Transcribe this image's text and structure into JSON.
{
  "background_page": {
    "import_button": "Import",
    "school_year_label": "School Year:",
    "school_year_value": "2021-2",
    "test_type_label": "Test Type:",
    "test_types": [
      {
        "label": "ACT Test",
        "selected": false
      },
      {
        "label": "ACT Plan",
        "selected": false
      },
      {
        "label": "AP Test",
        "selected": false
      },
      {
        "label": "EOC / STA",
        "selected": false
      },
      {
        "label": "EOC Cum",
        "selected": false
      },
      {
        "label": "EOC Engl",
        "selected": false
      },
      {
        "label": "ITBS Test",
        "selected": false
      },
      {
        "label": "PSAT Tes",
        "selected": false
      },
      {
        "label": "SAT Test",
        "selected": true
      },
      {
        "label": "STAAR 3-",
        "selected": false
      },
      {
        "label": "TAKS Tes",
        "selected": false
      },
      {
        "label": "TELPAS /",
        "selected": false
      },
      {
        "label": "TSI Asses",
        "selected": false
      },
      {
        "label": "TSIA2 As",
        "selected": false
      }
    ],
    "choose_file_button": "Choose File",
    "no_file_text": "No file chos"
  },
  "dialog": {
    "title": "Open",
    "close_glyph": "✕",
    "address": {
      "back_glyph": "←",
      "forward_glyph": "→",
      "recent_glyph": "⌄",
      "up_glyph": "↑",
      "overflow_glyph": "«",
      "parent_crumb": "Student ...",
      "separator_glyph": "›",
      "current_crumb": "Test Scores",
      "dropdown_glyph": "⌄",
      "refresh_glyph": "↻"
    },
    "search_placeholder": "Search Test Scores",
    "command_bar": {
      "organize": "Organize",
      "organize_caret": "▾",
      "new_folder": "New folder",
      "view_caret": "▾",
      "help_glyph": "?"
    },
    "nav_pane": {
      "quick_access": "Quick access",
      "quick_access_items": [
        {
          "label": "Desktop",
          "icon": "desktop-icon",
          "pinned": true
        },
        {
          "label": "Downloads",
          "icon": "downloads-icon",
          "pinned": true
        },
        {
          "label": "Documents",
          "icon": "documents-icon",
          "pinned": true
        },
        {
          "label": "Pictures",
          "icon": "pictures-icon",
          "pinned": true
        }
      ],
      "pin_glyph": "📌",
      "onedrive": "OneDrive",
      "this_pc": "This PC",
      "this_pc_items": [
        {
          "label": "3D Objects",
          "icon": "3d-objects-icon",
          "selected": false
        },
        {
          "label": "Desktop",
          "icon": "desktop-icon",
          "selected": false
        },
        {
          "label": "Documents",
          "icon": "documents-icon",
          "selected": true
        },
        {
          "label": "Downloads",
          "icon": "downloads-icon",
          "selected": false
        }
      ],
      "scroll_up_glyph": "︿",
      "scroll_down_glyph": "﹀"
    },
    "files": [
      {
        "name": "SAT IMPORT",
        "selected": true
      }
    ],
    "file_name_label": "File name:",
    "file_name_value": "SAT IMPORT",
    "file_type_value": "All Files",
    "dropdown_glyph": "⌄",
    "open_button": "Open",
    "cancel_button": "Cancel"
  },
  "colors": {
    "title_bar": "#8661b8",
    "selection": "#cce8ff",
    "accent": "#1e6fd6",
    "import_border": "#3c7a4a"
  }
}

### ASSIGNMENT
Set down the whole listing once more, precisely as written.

### SOLUTION FOR THIS PROBLEM
Transcribe this image's text and structure into JSON.
{
  "background_page": {
    "import_button": "Import",
    "school_year_label": "School Year:",
    "school_year_value": "2021-2",
    "test_type_label": "Test Type:",
    "test_types": [
      {
        "label": "ACT Test",
        "selected": false
      },
      {
        "label": "ACT Plan",
        "selected": false
      },
      {
        "label": "AP Test",
        "selected": false
      },
      {
        "label": "EOC / STA",
        "selected": false
      },
      {
        "label": "EOC Cum",
        "selected": false
      },
      {
        "label": "EOC Engl",
        "selected": false
      },
      {
        "label": "ITBS Test",
        "selected": false
      },
      {
        "label": "PSAT Tes",
        "selected": false
      },
      {
        "label": "SAT Test",
        "selected": true
      },
      {
        "label": "STAAR 3-",
        "selected": false
      },
      {
        "label": "TAKS Tes",
        "selected": false
      },
      {
        "label": "TELPAS /",
        "selected": false
      },
      {
        "label": "TSI Asses",
        "selected": false
      },
      {
        "label": "TSIA2 As",
        "selected": false
      }
    ],
    "choose_file_button": "Choose File",
    "no_file_text": "No file chos"
  },
  "dialog": {
    "title": "Open",
    "close_glyph": "✕",
    "address": {
      "back_glyph": "←",
      "forward_glyph": "→",
      "recent_glyph": "⌄",
      "up_glyph": "↑",
      "overflow_glyph": "«",
      "parent_crumb": "Student ...",
      "separator_glyph": "›",
      "current_crumb": "Test Scores",
      "dropdown_glyph": "⌄",
      "refresh_glyph": "↻"
    },
    "search_placeholder": "Search Test Scores",
    "command_bar": {
      "organize": "Organize",
      "organize_caret": "▾",
      "new_folder": "New folder",
      "view_caret": "▾",
      "help_glyph": "?"
    },
    "nav_pane": {
      "quick_access": "Quick access",
      "quick_access_items": [
        {
          "label": "Desktop",
          "icon": "desktop-icon",
          "pinned": true
        },
        {
          "label": "Downloads",
          "icon": "downloads-icon",
          "pinned": true
        },
        {
          "label": "Documents",
          "icon": "documents-icon",
          "pinned": true
        },
        {
          "label": "Pictures",
          "icon": "pictures-icon",
          "pinned": true
        }
      ],
      "pin_glyph": "📌",
      "onedrive": "OneDrive",
      "this_pc": "This PC",
      "this_pc_items": [
        {
          "label": "3D Objects",
          "icon": "3d-objects-icon",
          "selected": false
        },
        {
          "label": "Desktop",
          "icon": "desktop-icon",
          "selected": false
        },
        {
          "label": "Documents",
          "icon": "documents-icon",
          "selected": true
        },
        {
          "label": "Downloads",
          "icon": "downloads-icon",
          "selected": false
        }
      ],
      "scroll_up_glyph": "︿",
      "scroll_down_glyph": "﹀"
    },
    "files": [
      {
        "name": "SAT IMPORT",
        "selected": true
      }
    ],
    "file_name_label": "File name:",
    "file_name_value": "SAT IMPORT",
    "file_type_value": "All Files",
    "dropdown_glyph": "⌄",
    "open_button": "Open",
    "cancel_button": "Cancel"
  },
  "colors": {
    "title_bar": "#8661b8",
    "selection": "#cce8ff",
    "accent": "#1e6fd6",
    "import_border": "#3c7a4a"
  }
}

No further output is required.